For whatever reason, you have decided that your relationship with your insurance company has come to an end. Whether you're replacing your coverage with another insurer or not, you want to cancel your existing policy and get a refund for the premiums you've already paid. Whether you get a refund, and how much of it you get, depends on a number of factors.
Determining Unearned Premium
Though you pay your insurance premiums monthly, periodically or annually, the cost of the insurance is calculated on a per-day basis. Therefore, when you cancel your policy, the insurer can determine exactly how much to charge you up to the date of cancellation. If you have paid more money than the company earned by keeping the policy in force to the cancellation date, the excess is called unearned premium. This is what you hope to recover as a refund.

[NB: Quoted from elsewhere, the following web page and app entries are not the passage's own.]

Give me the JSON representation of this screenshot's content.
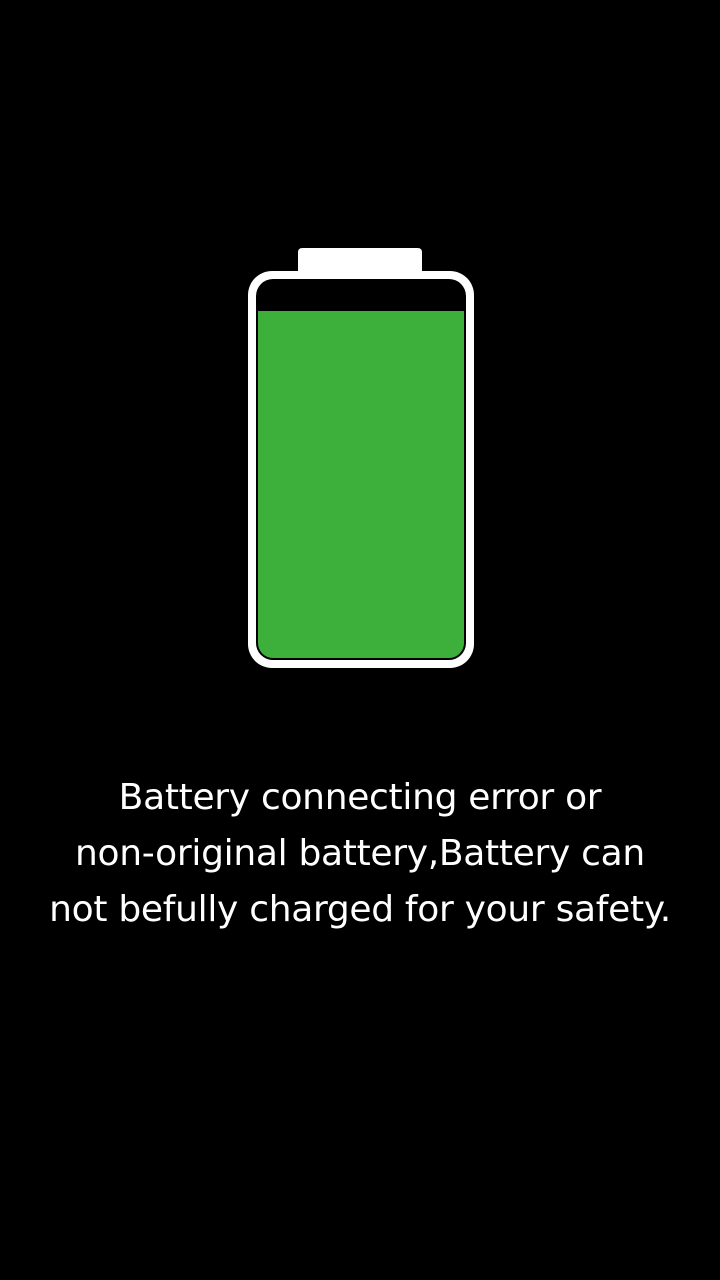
{
  "battery": {
    "level": 0.92,
    "fill_color": "#3db03b",
    "outline_color": "#ffffff",
    "icon": "battery-icon"
  },
  "message": {
    "lines": [
      "Battery connecting error or",
      "non-original battery,Battery can",
      "not befully charged for your safety."
    ]
  }
}
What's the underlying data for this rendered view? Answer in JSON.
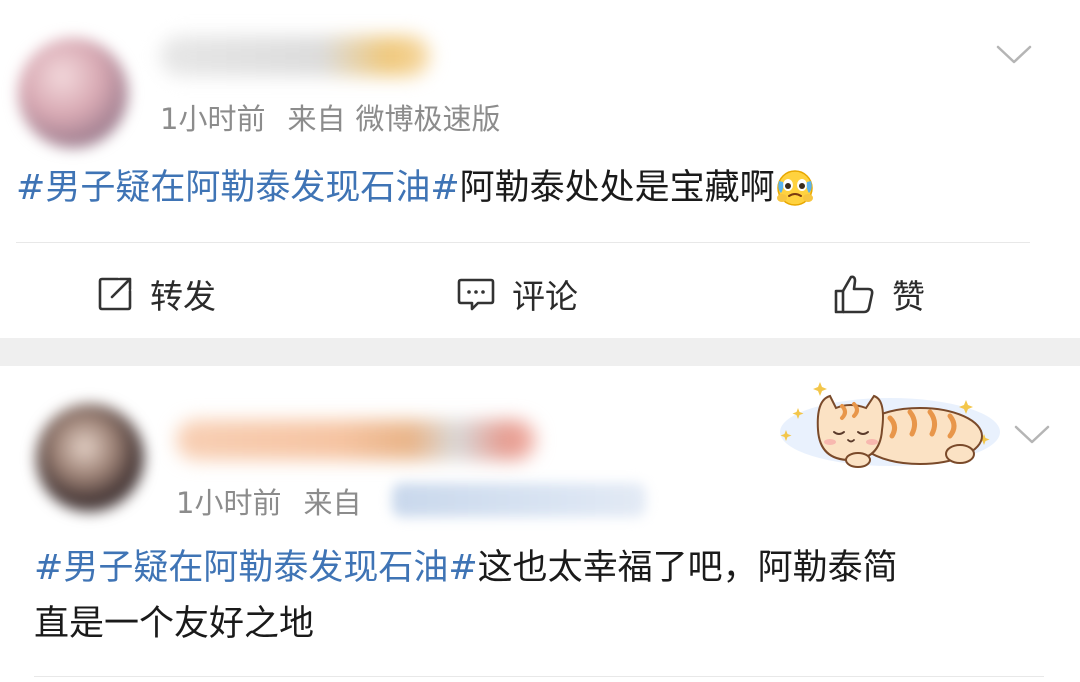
{
  "posts": [
    {
      "time": "1小时前",
      "source_prefix": "来自",
      "source": "微博极速版",
      "topic": "#男子疑在阿勒泰发现石油#",
      "text": "阿勒泰处处是宝藏啊",
      "emoji_icon": "crying-happy-emoji-icon",
      "actions": {
        "repost": "转发",
        "comment": "评论",
        "like": "赞"
      }
    },
    {
      "time": "1小时前",
      "source_prefix": "来自",
      "topic": "#男子疑在阿勒泰发现石油#",
      "text_line1": "这也太幸福了吧，阿勒泰简",
      "text_line2": "直是一个友好之地",
      "decoration_icon": "sleeping-cat-sticker"
    }
  ],
  "colors": {
    "topic": "#3f74b5",
    "text": "#1a1a1a",
    "meta": "#8c8c8c",
    "separator": "#efefef"
  }
}
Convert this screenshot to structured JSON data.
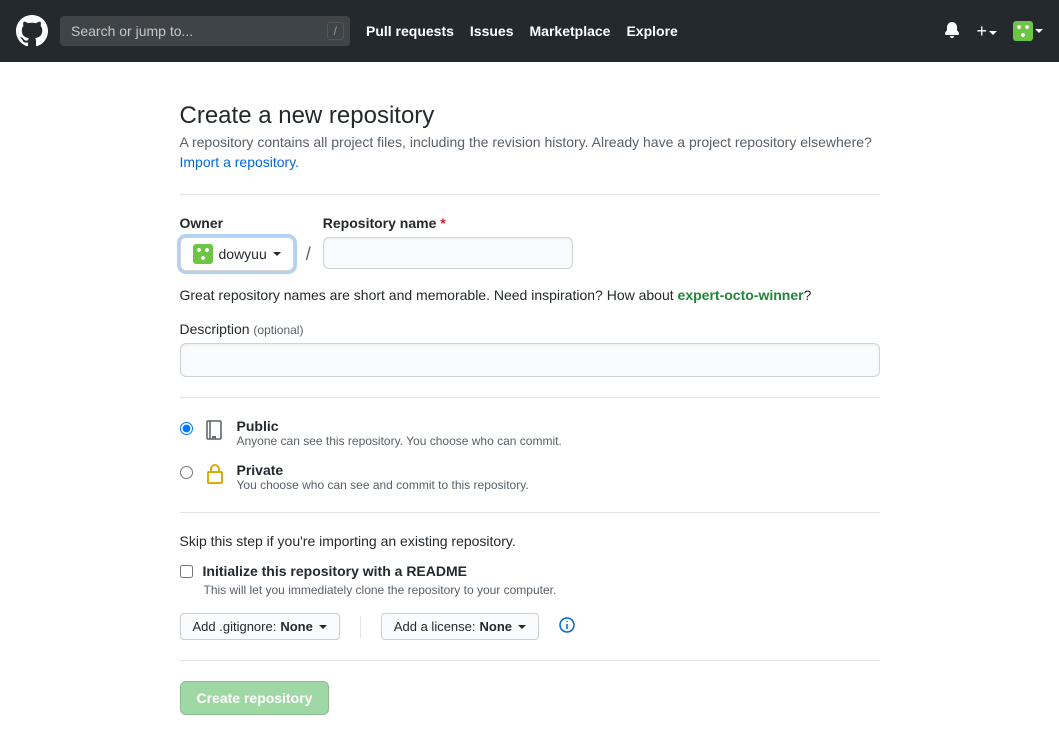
{
  "header": {
    "search_placeholder": "Search or jump to...",
    "slash_hint": "/",
    "nav": {
      "pull_requests": "Pull requests",
      "issues": "Issues",
      "marketplace": "Marketplace",
      "explore": "Explore"
    }
  },
  "page": {
    "title": "Create a new repository",
    "lead": "A repository contains all project files, including the revision history. Already have a project repository elsewhere?",
    "import_link": "Import a repository."
  },
  "form": {
    "owner_label": "Owner",
    "owner_value": "dowyuu",
    "repo_name_label": "Repository name",
    "repo_name_value": "",
    "slash": "/",
    "name_tip_prefix": "Great repository names are short and memorable. Need inspiration? How about ",
    "name_tip_suggestion": "expert-octo-winner",
    "name_tip_suffix": "?",
    "description_label": "Description",
    "optional_text": "(optional)",
    "description_value": "",
    "visibility": {
      "public_label": "Public",
      "public_desc": "Anyone can see this repository. You choose who can commit.",
      "private_label": "Private",
      "private_desc": "You choose who can see and commit to this repository.",
      "selected": "public"
    },
    "skip_text": "Skip this step if you're importing an existing repository.",
    "readme_label": "Initialize this repository with a README",
    "readme_desc": "This will let you immediately clone the repository to your computer.",
    "readme_checked": false,
    "gitignore_btn_prefix": "Add .gitignore: ",
    "gitignore_value": "None",
    "license_btn_prefix": "Add a license: ",
    "license_value": "None",
    "submit_label": "Create repository"
  }
}
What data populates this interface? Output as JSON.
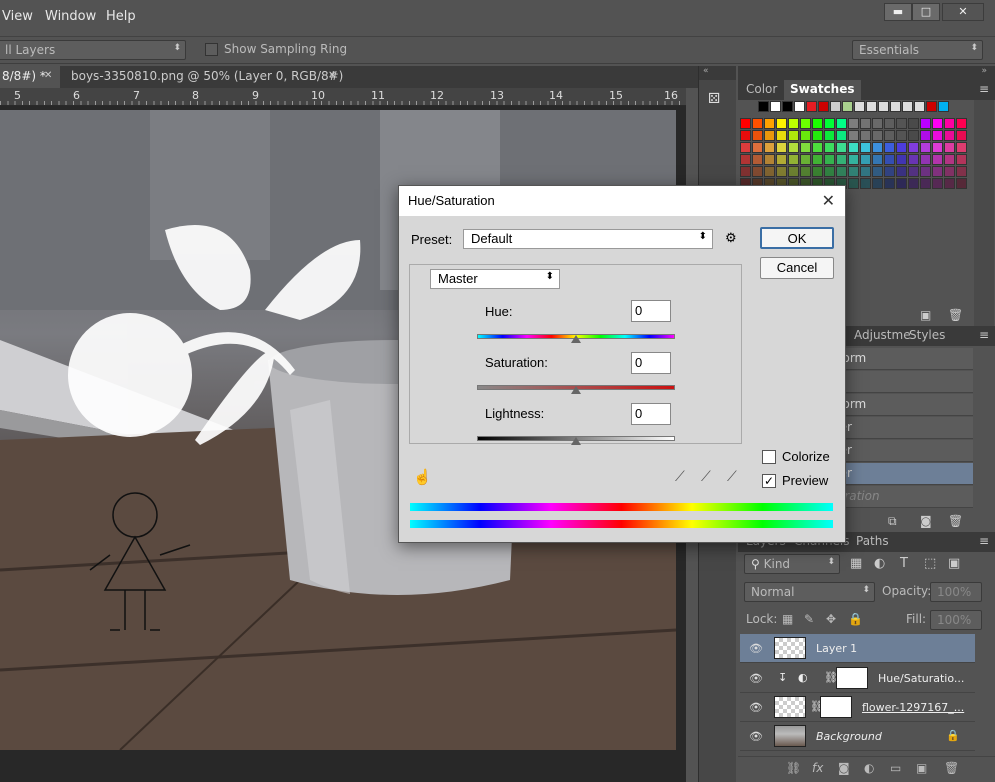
{
  "menubar": {
    "items": [
      "View",
      "Window",
      "Help"
    ]
  },
  "options": {
    "sample_layers": "ll Layers",
    "sampling_ring": "Show Sampling Ring",
    "workspace": "Essentials"
  },
  "tabs": {
    "tab1": "8/8#) *",
    "tab2": "boys-3350810.png @ 50% (Layer 0, RGB/8#)"
  },
  "ruler": {
    "labels": [
      "5",
      "6",
      "7",
      "8",
      "9",
      "10",
      "11",
      "12",
      "13",
      "14",
      "15",
      "16"
    ]
  },
  "color_panel": {
    "tab_color": "Color",
    "tab_swatches": "Swatches"
  },
  "adjust_panel": {
    "tab_adjustments": "Adjustme",
    "tab_styles": "Styles",
    "rows": [
      "sform",
      "",
      "sform",
      "der",
      "der",
      "der",
      "turation"
    ]
  },
  "layers_panel": {
    "tab_layers": "Layers",
    "tab_channels": "Channels",
    "tab_paths": "Paths",
    "kind": "Kind",
    "blend_mode": "Normal",
    "opacity_label": "Opacity:",
    "opacity_value": "100%",
    "lock_label": "Lock:",
    "fill_label": "Fill:",
    "fill_value": "100%",
    "layers": [
      {
        "name": "Layer 1"
      },
      {
        "name": "Hue/Saturatio..."
      },
      {
        "name": "flower-1297167_..."
      },
      {
        "name": "Background"
      }
    ]
  },
  "dialog": {
    "title": "Hue/Saturation",
    "preset_label": "Preset:",
    "preset_value": "Default",
    "ok": "OK",
    "cancel": "Cancel",
    "channel": "Master",
    "hue_label": "Hue:",
    "hue_value": "0",
    "saturation_label": "Saturation:",
    "saturation_value": "0",
    "lightness_label": "Lightness:",
    "lightness_value": "0",
    "colorize_label": "Colorize",
    "colorize_checked": false,
    "preview_label": "Preview",
    "preview_checked": true
  },
  "colors": {
    "accent_selected_layer": "#6d7f97",
    "panel_bg": "#535353"
  }
}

Laws governing the insurance industry are crafted and enforced by every state, and therefore the laws may be different depending on where you live. As a general rule, you can expect a refund approximately equal to the amount of your unearned premium when you cancel your policy, because insurers are typically required to do this. However, there are factors that could diminish or even eliminate your refund.
Some types of insurance require audits to determine the exact amount of unearned premium. You may face a premium audit if the insurer discovers information about you that you did not disclose on your application, and must recalculate the amount of money it should have charged. If you refuse to cooperate in a premium audit, or if the amount determined by the audit remains in dispute, the insurance company may not be legally required to refund your unearned premium. California, for example, permits this exception.
Some states permit insurers to issue short-rate cancellations, meaning they withhold an administrative fee from the unearned premium amount. Though insurers are typically able to set their own short-rate rules, the fee amount is generally 10 percent of the unearned premium. Additionally, some broker fees or commissions may be "fully earned" upon policy inception, meaning they are not subject to refund. If your unearned premium is equal to or less than the fully earned fees or short-rate amount, you may not receive a refund, and may end up owing the insurer money.